The House put off a vote on a controversial marijuana legalization bill Tuesday, sending the legislation to another committee.
The bill, H.170, which would legalize adult possession of limited amounts of marijuana, was scheduled for a vote on the House floor Tuesday. Many expected the vote to be a close one.
Amid an apparent lack of sufficient support on the floor, the House sent the bill to the Human Services Committee. Whether the bill will come back out of committee this year is unclear.
Uncertainty about support for the bill stalled the measure in the House Judiciary Committee earlier this month. But the panel got the go-ahead from leadership last week and passed the bill out on a vote of 8 to 3.
The legislation was a pared-down version of a legalization bill that passed the Senate last year. The current bill does not include a proposal for a taxed, regulated system, as has been implemented in Colorado and other states; instead, it resembles a model in place in Washington, D.C.
The proposal would simply lift all civil and criminal penalties for adult possession of up to an ounce of marijuana or two mature plants.
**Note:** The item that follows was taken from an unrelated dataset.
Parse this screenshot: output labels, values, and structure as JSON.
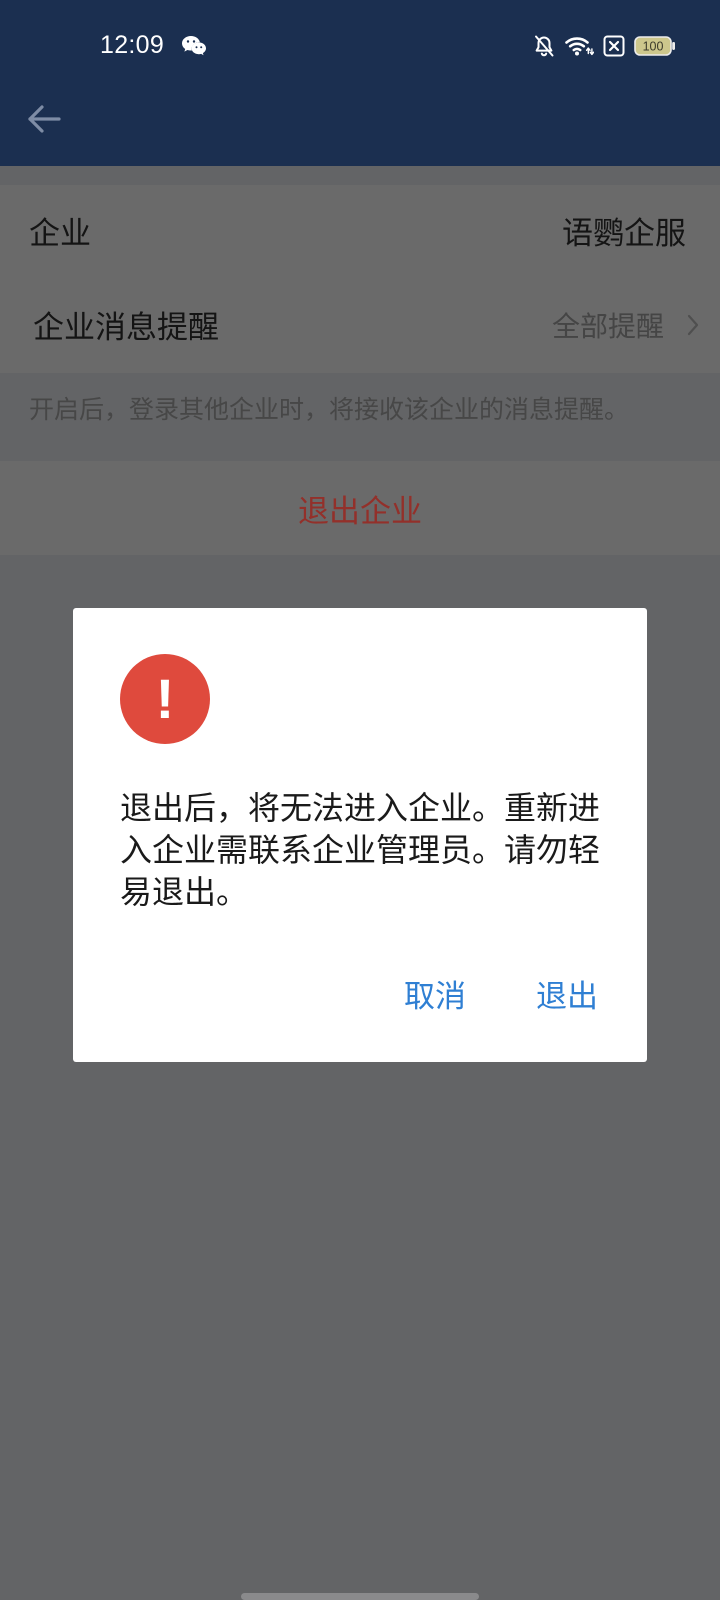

Possession of up to 2 ounces or three plants would garner civil penalties, while criminal penalties would apply for greater amounts.
The bill was expected to come up late in the day after the House moved through a lengthy agenda of other work. Late in the afternoon, when H.170 was the only bill left on the calendar, the House broke for a surprise caucus.
In a meeting room downstairs, Majority Leader Jill Krowinski, D-Burlington, told the Democratic Caucus that leadership decided to back a motion to send the bill to the House Human Services Committee for further review.
“We want to do this right, and so that’s what we’re going to do,” Krowinski said to other lawmakers.
Krowinski said she does not believe sending the legislation to committee means it is dead.
“Killing it would be having it die on the floor,” Krowinski said. “What this is is keeping the conversation going about whether legalizing marijuana is where the majority of the support is in the body.”
House leadership had been tallying support for the legislation, which was expected to be tight. Some lawmakers said a few key absences derailed the expected vote.
After Rep. Chip Conquest, D-Wells River, reported the bill on the floor, Rep. Laura Sibilia, I-Dover, stood and moved that the bill be sent to the Human Services Committee for further review of education and prevention measures targeting youth. The House approved the motion on a voice vote, with some opposition.
Rep. Cynthia Browning, D-Arlington, an opponent of the bill, was expected to offer three amendments on the floor. All three would have delayed implementation of legalization so that it would be triggered by other events.
One amendment would have required more efforts to prevent youth marijuana use. Another would have required the availability of a roadside sobriety test, akin to those used for alcohol. The third would have tied legalization to changes in the federal drug classification of marijuana.
After the House sent the bill to committee, Browning was in the hallway celebrating the move as a victory.
“These are the same points I brought up last year,” Browning said. “What did they think, I was going to go away?”
She welcomed scrutiny of youth marijuana use prevention efforts by House Human Services, but she also said she believes the proposal needs to be examined by the Transportation Committee.
Browning said she felt the House had not sufficiently vetted the proposal.
“I think it’s a failure of due diligence, and I think by sending it to committee they’re admitting it,” Browning said.
House Judiciary Chair Maxine Grad, D-Moretown, said the move keeps the conversation going. She said she is encouraged by prevention work the Department of Health has started in the last year and hopes others will be as well.
She is optimistic the bill will continue to move this year.
Unlike states where legalization was implemented by ballot measure, Vermont can take the time to make sure the state does what’s needed to “get it right,” she said.
“We’re lucky that we can take a deliberative approach and answer those questions,” Grad said.
Rep. Ann Pugh, D-South Burlington, chair of the Human Services Committee, said people are concerned about prevention. Asked her plans for the future of the bill shortly after the announcement from Democratic leadership, Pugh replied that the development was fresh.
“This is fast-breaking news,” she said. “I will do what needs to be done.”
Sen. Dick Sears, D-Bennington, chair of the Senate Judiciary Committee, was a key supporter of the push to legalize last year. He had given the House Judiciary Committee a deadline extension to get the bill out last week.
If it goes back to committee, he said, “it’s probably dead for this year.”
“But you never say never in this body,” he said. “There’s always an opportunity” to attach the language to other legislation that advances.